Edzard Boland earned an MSc in Aviation Human Factors at Cranfield University in 2003. After working for the university as a research assistant he started working with the Royal Netherlands Air Force in 2005 as a Human Factors Specialist. Main working areas included CRM training design and delivery, pilot and air traffic controller selection and fatigue research. In 2008 he moved to the NLR where he is a training specialist in the department of Training, Simulation and Operator Performance. Research areas include performance-based training, instructor competencies, team training and decision making in complex situations. Since 2016 he has supported several airlines with the introduction of Startle and Surprise training.
Electrifying Training: Is Electric Flying Changing Education and Training Requirements?
Wide body, long haul electric aircraft are a thing of the future and might even prove to be technologically unfeasible or impossible. Currently electric flights are taking place in 2- and 4-seater, single-engine aircraft, suitable for a range of general aviation applications. However, due to the currently limited range of 1 to 1.5 hours, the most feasible near-future application seems to be (initial) flying training.
Replacing the piston engine that drives the propeller by an electric one and replacing the fuel tanks by batteries seems pretty straightforward and mostly a technological feat. But once this is accomplished, what does the competency set of the single electric engine aircraft pilot look like? Is it exactly the same as that of the single engine piston aircraft or are there some, possibly important, differences? And how about the experienced single engine piston pilot? What is required to change her/him into an electric pilot? Finally, if single electric engine training in an integrated ATPL or a MPL course is used, what happens to transfer of training to piston and turbine engine aircraft in the more advanced stages of training?
In the ICAO and EASA Evidence-Based Training (EBT) framework, the backbone of the training programme is the set of nine competencies (EASA added ‘Application of Knowledge’ to the eight from ICAO). From this set we identified four competencies that will somehow be affected by the introduction of electric training aircraft:
• Flight path management, manual;
• Flight path management, automated;
• Situation Awareness;
• Application of Knowledge.

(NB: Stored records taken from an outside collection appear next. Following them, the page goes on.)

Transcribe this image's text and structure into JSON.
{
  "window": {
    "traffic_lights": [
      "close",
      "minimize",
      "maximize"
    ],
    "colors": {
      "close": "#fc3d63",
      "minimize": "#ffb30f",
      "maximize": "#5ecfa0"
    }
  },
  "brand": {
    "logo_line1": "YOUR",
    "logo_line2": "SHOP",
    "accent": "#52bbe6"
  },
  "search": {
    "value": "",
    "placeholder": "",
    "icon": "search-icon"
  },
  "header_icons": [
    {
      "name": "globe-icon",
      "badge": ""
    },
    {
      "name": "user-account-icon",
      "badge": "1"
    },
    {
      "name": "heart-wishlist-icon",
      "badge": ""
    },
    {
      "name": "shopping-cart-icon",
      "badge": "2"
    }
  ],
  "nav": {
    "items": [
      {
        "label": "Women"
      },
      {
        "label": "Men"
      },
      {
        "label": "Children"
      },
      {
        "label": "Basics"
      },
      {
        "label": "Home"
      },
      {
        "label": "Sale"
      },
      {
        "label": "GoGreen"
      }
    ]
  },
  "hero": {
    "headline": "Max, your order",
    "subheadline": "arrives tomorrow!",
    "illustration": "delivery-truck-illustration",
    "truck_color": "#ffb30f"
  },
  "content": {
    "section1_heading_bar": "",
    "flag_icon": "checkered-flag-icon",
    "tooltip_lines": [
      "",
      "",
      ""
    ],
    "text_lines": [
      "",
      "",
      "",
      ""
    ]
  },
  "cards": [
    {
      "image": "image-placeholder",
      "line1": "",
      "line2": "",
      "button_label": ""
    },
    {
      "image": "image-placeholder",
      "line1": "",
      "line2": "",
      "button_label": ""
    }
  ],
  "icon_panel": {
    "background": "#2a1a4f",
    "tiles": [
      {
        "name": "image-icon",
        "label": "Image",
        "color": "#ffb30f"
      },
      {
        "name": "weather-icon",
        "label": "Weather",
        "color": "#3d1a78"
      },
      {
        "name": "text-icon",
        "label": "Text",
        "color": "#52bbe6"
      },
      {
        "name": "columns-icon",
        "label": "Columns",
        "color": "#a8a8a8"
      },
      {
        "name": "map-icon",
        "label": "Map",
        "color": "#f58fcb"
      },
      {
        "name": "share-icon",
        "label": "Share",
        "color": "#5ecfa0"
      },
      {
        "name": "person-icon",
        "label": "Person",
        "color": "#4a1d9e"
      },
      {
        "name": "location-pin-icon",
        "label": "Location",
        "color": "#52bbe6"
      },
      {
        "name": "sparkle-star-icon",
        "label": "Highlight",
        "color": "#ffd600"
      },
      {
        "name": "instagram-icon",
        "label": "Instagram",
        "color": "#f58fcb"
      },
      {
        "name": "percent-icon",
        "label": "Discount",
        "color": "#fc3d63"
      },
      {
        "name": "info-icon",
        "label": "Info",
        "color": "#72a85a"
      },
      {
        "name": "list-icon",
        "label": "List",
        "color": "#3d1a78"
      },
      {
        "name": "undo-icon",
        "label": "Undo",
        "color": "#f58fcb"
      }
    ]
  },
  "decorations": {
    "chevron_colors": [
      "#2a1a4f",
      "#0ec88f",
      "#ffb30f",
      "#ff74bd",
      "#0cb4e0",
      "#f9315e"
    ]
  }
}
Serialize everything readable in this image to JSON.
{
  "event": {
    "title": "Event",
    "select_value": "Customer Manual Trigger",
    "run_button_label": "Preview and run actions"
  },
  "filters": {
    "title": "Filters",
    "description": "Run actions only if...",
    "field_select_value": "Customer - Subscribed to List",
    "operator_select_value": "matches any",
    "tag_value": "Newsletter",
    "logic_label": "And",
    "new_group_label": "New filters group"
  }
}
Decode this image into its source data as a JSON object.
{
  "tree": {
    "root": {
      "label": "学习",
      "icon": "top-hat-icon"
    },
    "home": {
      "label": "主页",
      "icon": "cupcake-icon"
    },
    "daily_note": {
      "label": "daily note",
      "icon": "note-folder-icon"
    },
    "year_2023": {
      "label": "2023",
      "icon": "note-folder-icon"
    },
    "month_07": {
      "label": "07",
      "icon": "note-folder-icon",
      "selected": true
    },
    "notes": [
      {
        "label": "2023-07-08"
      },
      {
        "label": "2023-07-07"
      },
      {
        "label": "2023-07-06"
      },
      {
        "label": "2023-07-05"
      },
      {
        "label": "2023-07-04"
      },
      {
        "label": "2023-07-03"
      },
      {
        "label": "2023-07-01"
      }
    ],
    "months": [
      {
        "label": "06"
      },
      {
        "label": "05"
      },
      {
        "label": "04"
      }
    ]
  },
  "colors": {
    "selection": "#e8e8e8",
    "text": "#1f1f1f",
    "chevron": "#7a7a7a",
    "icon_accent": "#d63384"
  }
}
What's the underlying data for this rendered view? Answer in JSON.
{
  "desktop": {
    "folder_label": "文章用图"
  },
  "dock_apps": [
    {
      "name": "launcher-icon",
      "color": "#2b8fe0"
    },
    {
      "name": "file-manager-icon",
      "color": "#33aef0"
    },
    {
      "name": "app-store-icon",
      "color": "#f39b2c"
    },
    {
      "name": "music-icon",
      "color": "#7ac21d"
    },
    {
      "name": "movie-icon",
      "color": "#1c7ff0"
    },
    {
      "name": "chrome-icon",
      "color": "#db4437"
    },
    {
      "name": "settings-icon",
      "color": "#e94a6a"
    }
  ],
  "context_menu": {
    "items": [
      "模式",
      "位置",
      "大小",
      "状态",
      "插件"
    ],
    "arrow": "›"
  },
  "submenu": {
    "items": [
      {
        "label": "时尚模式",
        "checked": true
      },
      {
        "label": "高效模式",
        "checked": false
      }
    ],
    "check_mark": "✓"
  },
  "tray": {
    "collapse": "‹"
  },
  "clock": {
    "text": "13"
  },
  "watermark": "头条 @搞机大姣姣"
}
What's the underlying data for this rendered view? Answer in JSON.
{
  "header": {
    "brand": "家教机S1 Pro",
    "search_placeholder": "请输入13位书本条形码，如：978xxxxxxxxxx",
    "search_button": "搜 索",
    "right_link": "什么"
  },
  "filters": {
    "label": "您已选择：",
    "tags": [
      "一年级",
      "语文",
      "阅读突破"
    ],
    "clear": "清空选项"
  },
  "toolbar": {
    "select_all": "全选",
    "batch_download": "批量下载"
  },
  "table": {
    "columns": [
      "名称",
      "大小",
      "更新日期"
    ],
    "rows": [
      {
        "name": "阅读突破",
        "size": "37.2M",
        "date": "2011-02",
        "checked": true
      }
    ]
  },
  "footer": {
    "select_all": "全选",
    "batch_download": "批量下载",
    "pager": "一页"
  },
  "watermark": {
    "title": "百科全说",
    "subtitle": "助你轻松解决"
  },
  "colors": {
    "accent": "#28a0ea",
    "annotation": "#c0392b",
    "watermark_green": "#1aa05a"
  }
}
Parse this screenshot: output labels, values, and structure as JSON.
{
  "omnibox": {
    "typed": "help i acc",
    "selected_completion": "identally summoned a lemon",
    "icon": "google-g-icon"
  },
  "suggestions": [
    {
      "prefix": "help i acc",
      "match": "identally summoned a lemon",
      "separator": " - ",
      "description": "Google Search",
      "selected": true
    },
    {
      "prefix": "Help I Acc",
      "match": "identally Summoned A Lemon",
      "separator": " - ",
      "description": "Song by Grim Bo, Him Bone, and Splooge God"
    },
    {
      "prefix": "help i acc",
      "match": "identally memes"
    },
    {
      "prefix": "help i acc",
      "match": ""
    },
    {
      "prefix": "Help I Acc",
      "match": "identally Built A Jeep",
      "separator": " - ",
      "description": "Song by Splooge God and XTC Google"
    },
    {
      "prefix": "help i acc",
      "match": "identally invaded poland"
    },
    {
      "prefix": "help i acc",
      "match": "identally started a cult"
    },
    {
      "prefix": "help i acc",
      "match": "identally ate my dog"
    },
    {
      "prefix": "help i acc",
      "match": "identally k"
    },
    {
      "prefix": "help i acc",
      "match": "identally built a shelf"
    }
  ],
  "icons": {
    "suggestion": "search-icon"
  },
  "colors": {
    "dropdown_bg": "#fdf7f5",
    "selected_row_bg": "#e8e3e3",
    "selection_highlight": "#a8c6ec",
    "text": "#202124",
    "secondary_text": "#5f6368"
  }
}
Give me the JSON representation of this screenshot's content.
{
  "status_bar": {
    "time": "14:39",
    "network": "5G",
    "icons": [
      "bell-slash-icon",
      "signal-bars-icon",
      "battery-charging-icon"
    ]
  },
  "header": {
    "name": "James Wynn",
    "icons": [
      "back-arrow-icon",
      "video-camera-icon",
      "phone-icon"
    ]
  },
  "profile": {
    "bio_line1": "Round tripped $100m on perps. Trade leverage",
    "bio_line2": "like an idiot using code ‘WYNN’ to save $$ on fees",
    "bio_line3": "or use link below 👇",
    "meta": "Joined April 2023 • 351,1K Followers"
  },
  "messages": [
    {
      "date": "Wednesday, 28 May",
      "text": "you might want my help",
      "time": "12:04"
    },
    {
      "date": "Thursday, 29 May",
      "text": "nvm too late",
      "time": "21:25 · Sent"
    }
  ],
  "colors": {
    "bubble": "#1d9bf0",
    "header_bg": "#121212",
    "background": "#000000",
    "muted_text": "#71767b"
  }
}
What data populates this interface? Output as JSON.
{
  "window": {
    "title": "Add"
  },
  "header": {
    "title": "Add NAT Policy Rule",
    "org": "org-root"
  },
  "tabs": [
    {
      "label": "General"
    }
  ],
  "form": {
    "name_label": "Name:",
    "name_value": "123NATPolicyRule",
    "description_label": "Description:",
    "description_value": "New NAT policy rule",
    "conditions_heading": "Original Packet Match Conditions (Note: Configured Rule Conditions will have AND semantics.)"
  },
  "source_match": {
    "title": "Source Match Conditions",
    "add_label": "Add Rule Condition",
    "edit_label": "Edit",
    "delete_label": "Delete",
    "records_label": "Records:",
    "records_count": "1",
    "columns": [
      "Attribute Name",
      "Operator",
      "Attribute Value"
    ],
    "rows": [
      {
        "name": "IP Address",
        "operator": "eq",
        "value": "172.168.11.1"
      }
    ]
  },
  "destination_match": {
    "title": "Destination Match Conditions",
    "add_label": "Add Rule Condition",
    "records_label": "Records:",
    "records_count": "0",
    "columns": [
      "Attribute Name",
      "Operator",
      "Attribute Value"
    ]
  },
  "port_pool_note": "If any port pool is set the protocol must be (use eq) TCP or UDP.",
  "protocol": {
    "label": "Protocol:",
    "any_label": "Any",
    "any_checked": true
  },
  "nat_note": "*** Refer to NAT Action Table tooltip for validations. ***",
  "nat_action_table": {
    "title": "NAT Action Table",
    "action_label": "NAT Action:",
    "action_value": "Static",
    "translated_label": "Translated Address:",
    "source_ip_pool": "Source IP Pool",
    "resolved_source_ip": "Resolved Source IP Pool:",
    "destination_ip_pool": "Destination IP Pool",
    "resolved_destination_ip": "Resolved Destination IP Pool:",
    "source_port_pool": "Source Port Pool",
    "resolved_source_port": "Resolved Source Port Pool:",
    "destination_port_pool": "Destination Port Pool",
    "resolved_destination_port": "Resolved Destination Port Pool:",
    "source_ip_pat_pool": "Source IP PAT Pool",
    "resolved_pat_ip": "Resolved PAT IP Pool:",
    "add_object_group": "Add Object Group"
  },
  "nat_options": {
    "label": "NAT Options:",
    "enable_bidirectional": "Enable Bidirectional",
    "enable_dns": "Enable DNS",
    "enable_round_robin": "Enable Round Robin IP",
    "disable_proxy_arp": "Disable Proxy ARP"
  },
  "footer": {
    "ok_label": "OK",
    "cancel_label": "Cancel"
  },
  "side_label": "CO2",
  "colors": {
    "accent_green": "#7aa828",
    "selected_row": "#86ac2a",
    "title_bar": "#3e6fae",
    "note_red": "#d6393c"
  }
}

In this presentation we will answer the questions about the competency skill set for the different scenarios, focussing on these four competencies. These answers will assist the development of effective training programmes, facilitating a successful introduction of electric flying and preventing potential safety issues.